_What this task involves_.
Report the tally of lines featuring the word "title" in the entries below, without anything else.

_Data provided_.

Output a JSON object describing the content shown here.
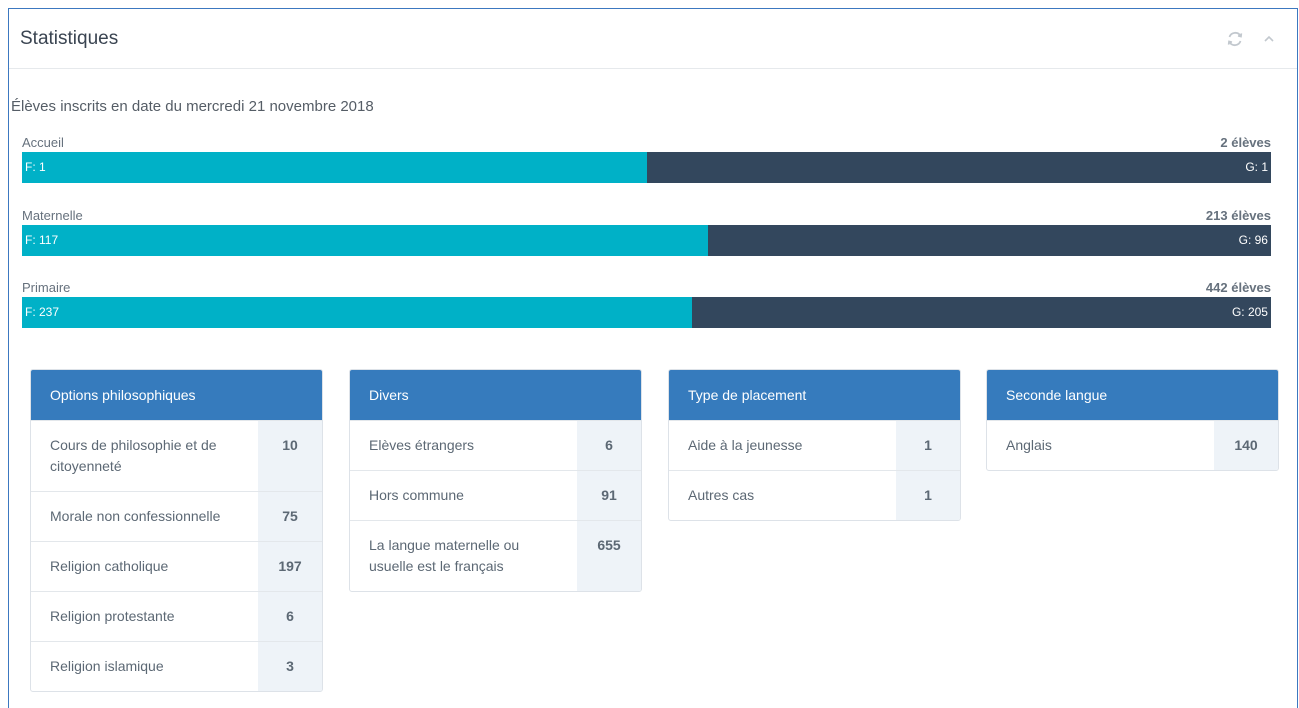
{
  "header": {
    "title": "Statistiques",
    "refresh_icon": "refresh-icon",
    "collapse_icon": "chevron-up-icon"
  },
  "date_line": "Élèves inscrits en date du mercredi 21 novembre 2018",
  "colors": {
    "girls": "#00b1c7",
    "boys": "#33475d",
    "card_header": "#367bbd"
  },
  "levels": [
    {
      "label": "Accueil",
      "total": "2 élèves",
      "f_label": "F: 1",
      "g_label": "G: 1",
      "f": 1,
      "g": 1
    },
    {
      "label": "Maternelle",
      "total": "213 élèves",
      "f_label": "F: 117",
      "g_label": "G: 96",
      "f": 117,
      "g": 96
    },
    {
      "label": "Primaire",
      "total": "442 élèves",
      "f_label": "F: 237",
      "g_label": "G: 205",
      "f": 237,
      "g": 205
    }
  ],
  "cards": [
    {
      "title": "Options philosophiques",
      "rows": [
        {
          "label": "Cours de philosophie et de citoyenneté",
          "count": "10"
        },
        {
          "label": "Morale non confessionnelle",
          "count": "75"
        },
        {
          "label": "Religion catholique",
          "count": "197"
        },
        {
          "label": "Religion protestante",
          "count": "6"
        },
        {
          "label": "Religion islamique",
          "count": "3"
        }
      ]
    },
    {
      "title": "Divers",
      "rows": [
        {
          "label": "Elèves étrangers",
          "count": "6"
        },
        {
          "label": "Hors commune",
          "count": "91"
        },
        {
          "label": "La langue maternelle ou usuelle est le français",
          "count": "655"
        }
      ]
    },
    {
      "title": "Type de placement",
      "rows": [
        {
          "label": "Aide à la jeunesse",
          "count": "1"
        },
        {
          "label": "Autres cas",
          "count": "1"
        }
      ]
    },
    {
      "title": "Seconde langue",
      "rows": [
        {
          "label": "Anglais",
          "count": "140"
        }
      ]
    }
  ]
}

_Solution to this task_.
5